▶ [ACTIVITY]:
Only lines below containing the string "Home" should be counted; please give that count by itself.

▶ [DATA EXCERPTS]:
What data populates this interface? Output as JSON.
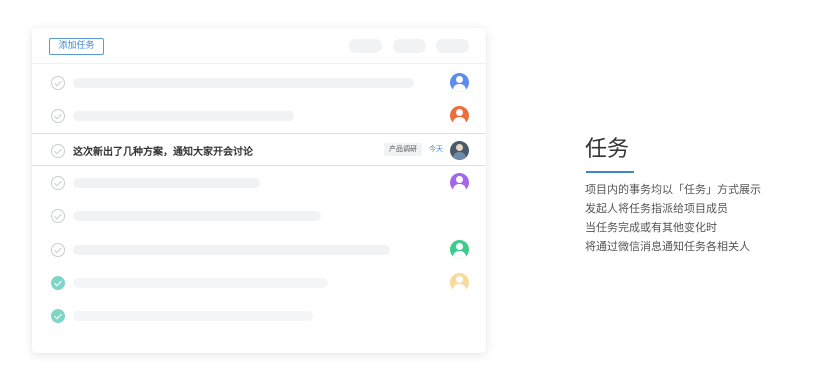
{
  "toolbar": {
    "add_task_label": "添加任务"
  },
  "active_task": {
    "title": "这次新出了几种方案，通知大家开会讨论",
    "tag": "产品调研",
    "due": "今天"
  },
  "avatars": {
    "row1": "#5b8def",
    "row2": "#ee6d3c",
    "row4": "#a467e8",
    "row6": "#3dcc8e",
    "row7": "#f7da9c"
  },
  "feature": {
    "title": "任务",
    "lines": [
      "项目内的事务均以「任务」方式展示",
      "发起人将任务指派给项目成员",
      "当任务完成或有其他变化时",
      "将通过微信消息通知任务各相关人"
    ]
  },
  "colors": {
    "accent": "#3f86cf",
    "done_check": "#7fd6c8"
  }
}
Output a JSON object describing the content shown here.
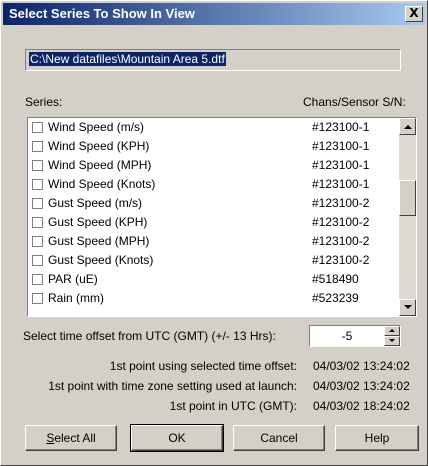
{
  "window": {
    "title": "Select Series To Show In View",
    "close_glyph": "X"
  },
  "file_path": "C:\\New datafiles\\Mountain Area 5.dtf",
  "list_headers": {
    "series": "Series:",
    "sn": "Chans/Sensor S/N:"
  },
  "series": [
    {
      "name": "Wind Speed (m/s)",
      "sn": "#123100-1",
      "checked": false
    },
    {
      "name": "Wind Speed (KPH)",
      "sn": "#123100-1",
      "checked": false
    },
    {
      "name": "Wind Speed (MPH)",
      "sn": "#123100-1",
      "checked": false
    },
    {
      "name": "Wind Speed (Knots)",
      "sn": "#123100-1",
      "checked": false
    },
    {
      "name": "Gust Speed (m/s)",
      "sn": "#123100-2",
      "checked": false
    },
    {
      "name": "Gust Speed (KPH)",
      "sn": "#123100-2",
      "checked": false
    },
    {
      "name": "Gust Speed (MPH)",
      "sn": "#123100-2",
      "checked": false
    },
    {
      "name": "Gust Speed (Knots)",
      "sn": "#123100-2",
      "checked": false
    },
    {
      "name": "PAR (uE)",
      "sn": "#518490",
      "checked": false
    },
    {
      "name": "Rain (mm)",
      "sn": "#523239",
      "checked": false
    }
  ],
  "offset": {
    "label": "Select time offset from UTC (GMT) (+/- 13 Hrs):",
    "value": "-5"
  },
  "info": [
    {
      "label": "1st point using selected time offset:",
      "value": "04/03/02 13:24:02"
    },
    {
      "label": "1st point with time zone setting used at launch:",
      "value": "04/03/02 13:24:02"
    },
    {
      "label": "1st point in UTC (GMT):",
      "value": "04/03/02 18:24:02"
    }
  ],
  "buttons": {
    "select_all_first": "S",
    "select_all_rest": "elect All",
    "ok": "OK",
    "cancel": "Cancel",
    "help": "Help"
  }
}
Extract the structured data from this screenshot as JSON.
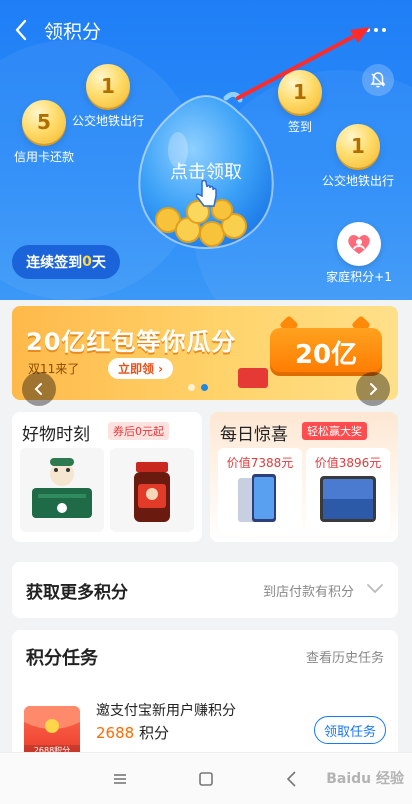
{
  "header": {
    "title": "领积分"
  },
  "coins": [
    {
      "value": "1",
      "label": "公交地铁出行"
    },
    {
      "value": "5",
      "label": "信用卡还款"
    },
    {
      "value": "1",
      "label": "签到"
    },
    {
      "value": "1",
      "label": "公交地铁出行"
    }
  ],
  "drop": {
    "label": "点击领取"
  },
  "streak": {
    "prefix": "连续签到",
    "days": "0",
    "suffix": "天"
  },
  "family": {
    "label": "家庭积分+1"
  },
  "banner": {
    "title": "20亿红包等你瓜分",
    "subtitle": "双11来了",
    "cta": "立即领 ›",
    "badge": "20亿"
  },
  "cards": {
    "left": {
      "title": "好物时刻",
      "tag": "券后0元起"
    },
    "right": {
      "title": "每日惊喜",
      "tag": "轻松赢大奖",
      "items": [
        {
          "price": "价值7388元"
        },
        {
          "price": "价值3896元"
        }
      ]
    }
  },
  "more": {
    "title": "获取更多积分",
    "right": "到店付款有积分"
  },
  "tasks": {
    "title": "积分任务",
    "history": "查看历史任务",
    "item": {
      "name": "邀支付宝新用户赚积分",
      "points": "2688",
      "unit": "积分",
      "icon_label": "2688积分",
      "button": "领取任务"
    }
  },
  "watermark": "Baidu 经验",
  "colors": {
    "primary": "#1f7ef6",
    "accent": "#ff6a00",
    "link": "#1677ff"
  }
}
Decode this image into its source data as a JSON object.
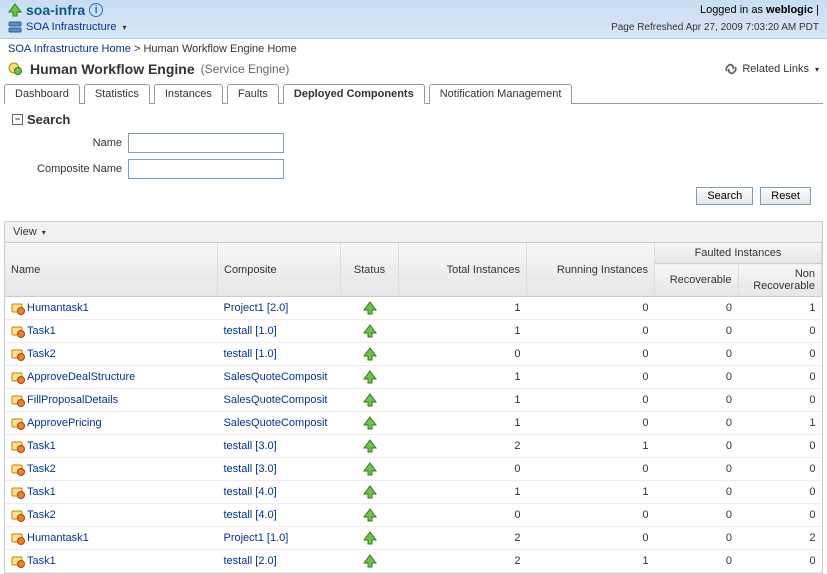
{
  "banner": {
    "title": "soa-infra",
    "infra_label": "SOA Infrastructure",
    "logged_in_prefix": "Logged in as ",
    "logged_in_user": "weblogic",
    "page_refreshed": "Page Refreshed Apr 27, 2009 7:03:20 AM PDT"
  },
  "breadcrumb": {
    "home": "SOA Infrastructure Home",
    "sep": " > ",
    "current": "Human Workflow Engine Home"
  },
  "page": {
    "title": "Human Workflow Engine",
    "subtitle": "(Service Engine)",
    "related_links": "Related Links"
  },
  "tabs": {
    "dashboard": "Dashboard",
    "statistics": "Statistics",
    "instances": "Instances",
    "faults": "Faults",
    "deployed": "Deployed Components",
    "notification": "Notification Management"
  },
  "search": {
    "title": "Search",
    "name_label": "Name",
    "composite_label": "Composite Name",
    "search_btn": "Search",
    "reset_btn": "Reset"
  },
  "view": {
    "label": "View"
  },
  "headers": {
    "name": "Name",
    "composite": "Composite",
    "status": "Status",
    "total": "Total Instances",
    "running": "Running Instances",
    "faulted": "Faulted Instances",
    "recoverable": "Recoverable",
    "non_recoverable": "Non Recoverable"
  },
  "rows": [
    {
      "name": "Humantask1",
      "composite": "Project1 [2.0]",
      "total": "1",
      "running": "0",
      "rec": "0",
      "nrec": "1"
    },
    {
      "name": "Task1",
      "composite": "testall [1.0]",
      "total": "1",
      "running": "0",
      "rec": "0",
      "nrec": "0"
    },
    {
      "name": "Task2",
      "composite": "testall [1.0]",
      "total": "0",
      "running": "0",
      "rec": "0",
      "nrec": "0"
    },
    {
      "name": "ApproveDealStructure",
      "composite": "SalesQuoteComposit",
      "total": "1",
      "running": "0",
      "rec": "0",
      "nrec": "0"
    },
    {
      "name": "FillProposalDetails",
      "composite": "SalesQuoteComposit",
      "total": "1",
      "running": "0",
      "rec": "0",
      "nrec": "0"
    },
    {
      "name": "ApprovePricing",
      "composite": "SalesQuoteComposit",
      "total": "1",
      "running": "0",
      "rec": "0",
      "nrec": "1"
    },
    {
      "name": "Task1",
      "composite": "testall [3.0]",
      "total": "2",
      "running": "1",
      "rec": "0",
      "nrec": "0"
    },
    {
      "name": "Task2",
      "composite": "testall [3.0]",
      "total": "0",
      "running": "0",
      "rec": "0",
      "nrec": "0"
    },
    {
      "name": "Task1",
      "composite": "testall [4.0]",
      "total": "1",
      "running": "1",
      "rec": "0",
      "nrec": "0"
    },
    {
      "name": "Task2",
      "composite": "testall [4.0]",
      "total": "0",
      "running": "0",
      "rec": "0",
      "nrec": "0"
    },
    {
      "name": "Humantask1",
      "composite": "Project1 [1.0]",
      "total": "2",
      "running": "0",
      "rec": "0",
      "nrec": "2"
    },
    {
      "name": "Task1",
      "composite": "testall [2.0]",
      "total": "2",
      "running": "1",
      "rec": "0",
      "nrec": "0"
    }
  ]
}
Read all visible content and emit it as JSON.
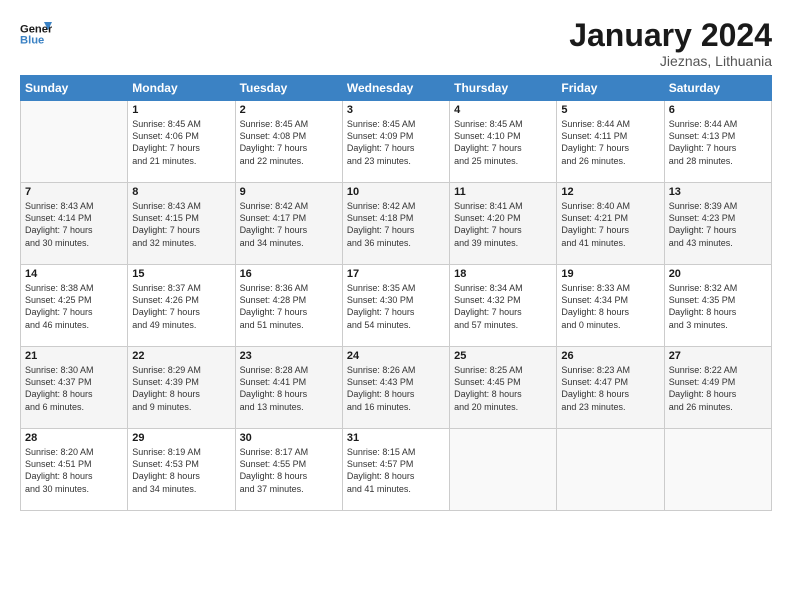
{
  "header": {
    "logo_line1": "General",
    "logo_line2": "Blue",
    "month_title": "January 2024",
    "location": "Jieznas, Lithuania"
  },
  "days_of_week": [
    "Sunday",
    "Monday",
    "Tuesday",
    "Wednesday",
    "Thursday",
    "Friday",
    "Saturday"
  ],
  "weeks": [
    [
      {
        "day": "",
        "info": ""
      },
      {
        "day": "1",
        "info": "Sunrise: 8:45 AM\nSunset: 4:06 PM\nDaylight: 7 hours\nand 21 minutes."
      },
      {
        "day": "2",
        "info": "Sunrise: 8:45 AM\nSunset: 4:08 PM\nDaylight: 7 hours\nand 22 minutes."
      },
      {
        "day": "3",
        "info": "Sunrise: 8:45 AM\nSunset: 4:09 PM\nDaylight: 7 hours\nand 23 minutes."
      },
      {
        "day": "4",
        "info": "Sunrise: 8:45 AM\nSunset: 4:10 PM\nDaylight: 7 hours\nand 25 minutes."
      },
      {
        "day": "5",
        "info": "Sunrise: 8:44 AM\nSunset: 4:11 PM\nDaylight: 7 hours\nand 26 minutes."
      },
      {
        "day": "6",
        "info": "Sunrise: 8:44 AM\nSunset: 4:13 PM\nDaylight: 7 hours\nand 28 minutes."
      }
    ],
    [
      {
        "day": "7",
        "info": "Sunrise: 8:43 AM\nSunset: 4:14 PM\nDaylight: 7 hours\nand 30 minutes."
      },
      {
        "day": "8",
        "info": "Sunrise: 8:43 AM\nSunset: 4:15 PM\nDaylight: 7 hours\nand 32 minutes."
      },
      {
        "day": "9",
        "info": "Sunrise: 8:42 AM\nSunset: 4:17 PM\nDaylight: 7 hours\nand 34 minutes."
      },
      {
        "day": "10",
        "info": "Sunrise: 8:42 AM\nSunset: 4:18 PM\nDaylight: 7 hours\nand 36 minutes."
      },
      {
        "day": "11",
        "info": "Sunrise: 8:41 AM\nSunset: 4:20 PM\nDaylight: 7 hours\nand 39 minutes."
      },
      {
        "day": "12",
        "info": "Sunrise: 8:40 AM\nSunset: 4:21 PM\nDaylight: 7 hours\nand 41 minutes."
      },
      {
        "day": "13",
        "info": "Sunrise: 8:39 AM\nSunset: 4:23 PM\nDaylight: 7 hours\nand 43 minutes."
      }
    ],
    [
      {
        "day": "14",
        "info": "Sunrise: 8:38 AM\nSunset: 4:25 PM\nDaylight: 7 hours\nand 46 minutes."
      },
      {
        "day": "15",
        "info": "Sunrise: 8:37 AM\nSunset: 4:26 PM\nDaylight: 7 hours\nand 49 minutes."
      },
      {
        "day": "16",
        "info": "Sunrise: 8:36 AM\nSunset: 4:28 PM\nDaylight: 7 hours\nand 51 minutes."
      },
      {
        "day": "17",
        "info": "Sunrise: 8:35 AM\nSunset: 4:30 PM\nDaylight: 7 hours\nand 54 minutes."
      },
      {
        "day": "18",
        "info": "Sunrise: 8:34 AM\nSunset: 4:32 PM\nDaylight: 7 hours\nand 57 minutes."
      },
      {
        "day": "19",
        "info": "Sunrise: 8:33 AM\nSunset: 4:34 PM\nDaylight: 8 hours\nand 0 minutes."
      },
      {
        "day": "20",
        "info": "Sunrise: 8:32 AM\nSunset: 4:35 PM\nDaylight: 8 hours\nand 3 minutes."
      }
    ],
    [
      {
        "day": "21",
        "info": "Sunrise: 8:30 AM\nSunset: 4:37 PM\nDaylight: 8 hours\nand 6 minutes."
      },
      {
        "day": "22",
        "info": "Sunrise: 8:29 AM\nSunset: 4:39 PM\nDaylight: 8 hours\nand 9 minutes."
      },
      {
        "day": "23",
        "info": "Sunrise: 8:28 AM\nSunset: 4:41 PM\nDaylight: 8 hours\nand 13 minutes."
      },
      {
        "day": "24",
        "info": "Sunrise: 8:26 AM\nSunset: 4:43 PM\nDaylight: 8 hours\nand 16 minutes."
      },
      {
        "day": "25",
        "info": "Sunrise: 8:25 AM\nSunset: 4:45 PM\nDaylight: 8 hours\nand 20 minutes."
      },
      {
        "day": "26",
        "info": "Sunrise: 8:23 AM\nSunset: 4:47 PM\nDaylight: 8 hours\nand 23 minutes."
      },
      {
        "day": "27",
        "info": "Sunrise: 8:22 AM\nSunset: 4:49 PM\nDaylight: 8 hours\nand 26 minutes."
      }
    ],
    [
      {
        "day": "28",
        "info": "Sunrise: 8:20 AM\nSunset: 4:51 PM\nDaylight: 8 hours\nand 30 minutes."
      },
      {
        "day": "29",
        "info": "Sunrise: 8:19 AM\nSunset: 4:53 PM\nDaylight: 8 hours\nand 34 minutes."
      },
      {
        "day": "30",
        "info": "Sunrise: 8:17 AM\nSunset: 4:55 PM\nDaylight: 8 hours\nand 37 minutes."
      },
      {
        "day": "31",
        "info": "Sunrise: 8:15 AM\nSunset: 4:57 PM\nDaylight: 8 hours\nand 41 minutes."
      },
      {
        "day": "",
        "info": ""
      },
      {
        "day": "",
        "info": ""
      },
      {
        "day": "",
        "info": ""
      }
    ]
  ]
}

▶ [RESPONSE TO THIS EXERCISE]:
2